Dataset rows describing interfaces
* * * * * * * * *

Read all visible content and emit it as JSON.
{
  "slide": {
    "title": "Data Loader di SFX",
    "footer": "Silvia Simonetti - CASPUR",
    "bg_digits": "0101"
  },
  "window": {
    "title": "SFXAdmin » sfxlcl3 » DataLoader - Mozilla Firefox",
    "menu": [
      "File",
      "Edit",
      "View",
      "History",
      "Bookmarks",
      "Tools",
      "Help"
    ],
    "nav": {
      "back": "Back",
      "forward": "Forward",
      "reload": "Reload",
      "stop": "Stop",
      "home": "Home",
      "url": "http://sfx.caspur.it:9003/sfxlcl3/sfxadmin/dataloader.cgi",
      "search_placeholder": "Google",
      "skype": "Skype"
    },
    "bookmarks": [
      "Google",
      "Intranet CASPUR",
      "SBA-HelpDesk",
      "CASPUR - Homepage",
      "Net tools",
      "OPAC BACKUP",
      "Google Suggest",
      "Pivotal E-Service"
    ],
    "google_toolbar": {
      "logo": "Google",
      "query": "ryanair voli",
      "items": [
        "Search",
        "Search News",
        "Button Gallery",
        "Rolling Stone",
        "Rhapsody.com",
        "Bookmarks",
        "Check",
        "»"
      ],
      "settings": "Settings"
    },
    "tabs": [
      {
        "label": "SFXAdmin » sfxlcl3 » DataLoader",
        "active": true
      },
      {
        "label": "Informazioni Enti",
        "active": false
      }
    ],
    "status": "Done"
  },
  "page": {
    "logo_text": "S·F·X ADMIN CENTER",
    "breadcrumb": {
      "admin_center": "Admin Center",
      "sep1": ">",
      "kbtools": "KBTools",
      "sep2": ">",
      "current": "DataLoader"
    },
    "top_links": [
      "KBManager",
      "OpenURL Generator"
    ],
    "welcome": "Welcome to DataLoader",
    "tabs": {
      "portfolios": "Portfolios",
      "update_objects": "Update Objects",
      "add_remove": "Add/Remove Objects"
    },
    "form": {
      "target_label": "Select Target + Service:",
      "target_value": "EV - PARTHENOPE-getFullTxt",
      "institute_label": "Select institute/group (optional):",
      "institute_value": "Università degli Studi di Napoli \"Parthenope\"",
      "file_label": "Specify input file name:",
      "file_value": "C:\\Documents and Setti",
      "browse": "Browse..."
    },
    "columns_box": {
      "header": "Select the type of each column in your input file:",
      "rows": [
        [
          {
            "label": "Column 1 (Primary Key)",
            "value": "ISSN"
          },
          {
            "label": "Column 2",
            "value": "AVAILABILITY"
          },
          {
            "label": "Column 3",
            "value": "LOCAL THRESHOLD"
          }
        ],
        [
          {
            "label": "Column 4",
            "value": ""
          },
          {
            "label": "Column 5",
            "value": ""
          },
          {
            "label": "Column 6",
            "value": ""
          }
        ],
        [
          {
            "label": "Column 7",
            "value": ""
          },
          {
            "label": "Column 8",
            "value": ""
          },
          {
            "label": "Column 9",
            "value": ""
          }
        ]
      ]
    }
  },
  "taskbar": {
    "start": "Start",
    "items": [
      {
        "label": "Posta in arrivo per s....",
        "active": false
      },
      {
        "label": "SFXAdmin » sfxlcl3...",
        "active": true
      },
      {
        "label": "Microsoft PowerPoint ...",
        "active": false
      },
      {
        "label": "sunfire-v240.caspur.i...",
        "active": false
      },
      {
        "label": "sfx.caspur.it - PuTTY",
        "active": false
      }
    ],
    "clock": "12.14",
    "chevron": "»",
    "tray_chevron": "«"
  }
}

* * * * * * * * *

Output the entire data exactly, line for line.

Read all visible content and emit it as JSON.
{
  "slide": {
    "title": "Data Loader di SFX",
    "footer": "Silvia Simonetti - CASPUR",
    "bg_digits": "0101"
  },
  "window": {
    "title": "SFXAdmin » sfxlcl3 » DataLoader - Mozilla Firefox",
    "menu": [
      "File",
      "Edit",
      "View",
      "History",
      "Bookmarks",
      "Tools",
      "Help"
    ],
    "nav": {
      "back": "Back",
      "forward": "Forward",
      "reload": "Reload",
      "stop": "Stop",
      "home": "Home",
      "url": "http://sfx.caspur.it:9003/sfxlcl3/sfxadmin/dataloader.cgi",
      "search_placeholder": "Google",
      "skype": "Skype"
    },
    "bookmarks": [
      "Google",
      "Intranet CASPUR",
      "SBA-HelpDesk",
      "CASPUR - Homepage",
      "Net tools",
      "OPAC BACKUP",
      "Google Suggest",
      "Pivotal E-Service"
    ],
    "google_toolbar": {
      "logo": "Google",
      "query": "ryanair voli",
      "items": [
        "Search",
        "Search News",
        "Button Gallery",
        "Rolling Stone",
        "Rhapsody.com",
        "Bookmarks",
        "Check",
        "»"
      ],
      "settings": "Settings"
    },
    "tabs": [
      {
        "label": "SFXAdmin » sfxlcl3 » DataLoader",
        "active": true
      },
      {
        "label": "Informazioni Enti",
        "active": false
      }
    ],
    "status": "Done"
  },
  "page": {
    "logo_text": "S·F·X ADMIN CENTER",
    "breadcrumb": {
      "admin_center": "Admin Center",
      "sep1": ">",
      "kbtools": "KBTools",
      "sep2": ">",
      "current": "DataLoader"
    },
    "top_links": [
      "KBManager",
      "OpenURL Generator"
    ],
    "welcome": "Welcome to DataLoader",
    "tabs": {
      "portfolios": "Portfolios",
      "update_objects": "Update Objects",
      "add_remove": "Add/Remove Objects"
    },
    "form": {
      "target_label": "Select Target + Service:",
      "target_value": "EV - PARTHENOPE-getFullTxt",
      "institute_label": "Select institute/group (optional):",
      "institute_value": "Università degli Studi di Napoli \"Parthenope\"",
      "file_label": "Specify input file name:",
      "file_value": "C:\\Documents and Setti",
      "browse": "Browse..."
    },
    "columns_box": {
      "header": "Select the type of each column in your input file:",
      "rows": [
        [
          {
            "label": "Column 1 (Primary Key)",
            "value": "ISSN"
          },
          {
            "label": "Column 2",
            "value": "AVAILABILITY"
          },
          {
            "label": "Column 3",
            "value": "LOCAL THRESHOLD"
          }
        ],
        [
          {
            "label": "Column 4",
            "value": ""
          },
          {
            "label": "Column 5",
            "value": ""
          },
          {
            "label": "Column 6",
            "value": ""
          }
        ],
        [
          {
            "label": "Column 7",
            "value": ""
          },
          {
            "label": "Column 8",
            "value": ""
          },
          {
            "label": "Column 9",
            "value": ""
          }
        ]
      ]
    }
  },
  "taskbar": {
    "start": "Start",
    "items": [
      {
        "label": "Posta in arrivo per s....",
        "active": false
      },
      {
        "label": "SFXAdmin » sfxlcl3...",
        "active": true
      },
      {
        "label": "Microsoft PowerPoint ...",
        "active": false
      },
      {
        "label": "sunfire-v240.caspur.i...",
        "active": false
      },
      {
        "label": "sfx.caspur.it - PuTTY",
        "active": false
      }
    ],
    "clock": "12.14",
    "chevron": "»",
    "tray_chevron": "«"
  }
}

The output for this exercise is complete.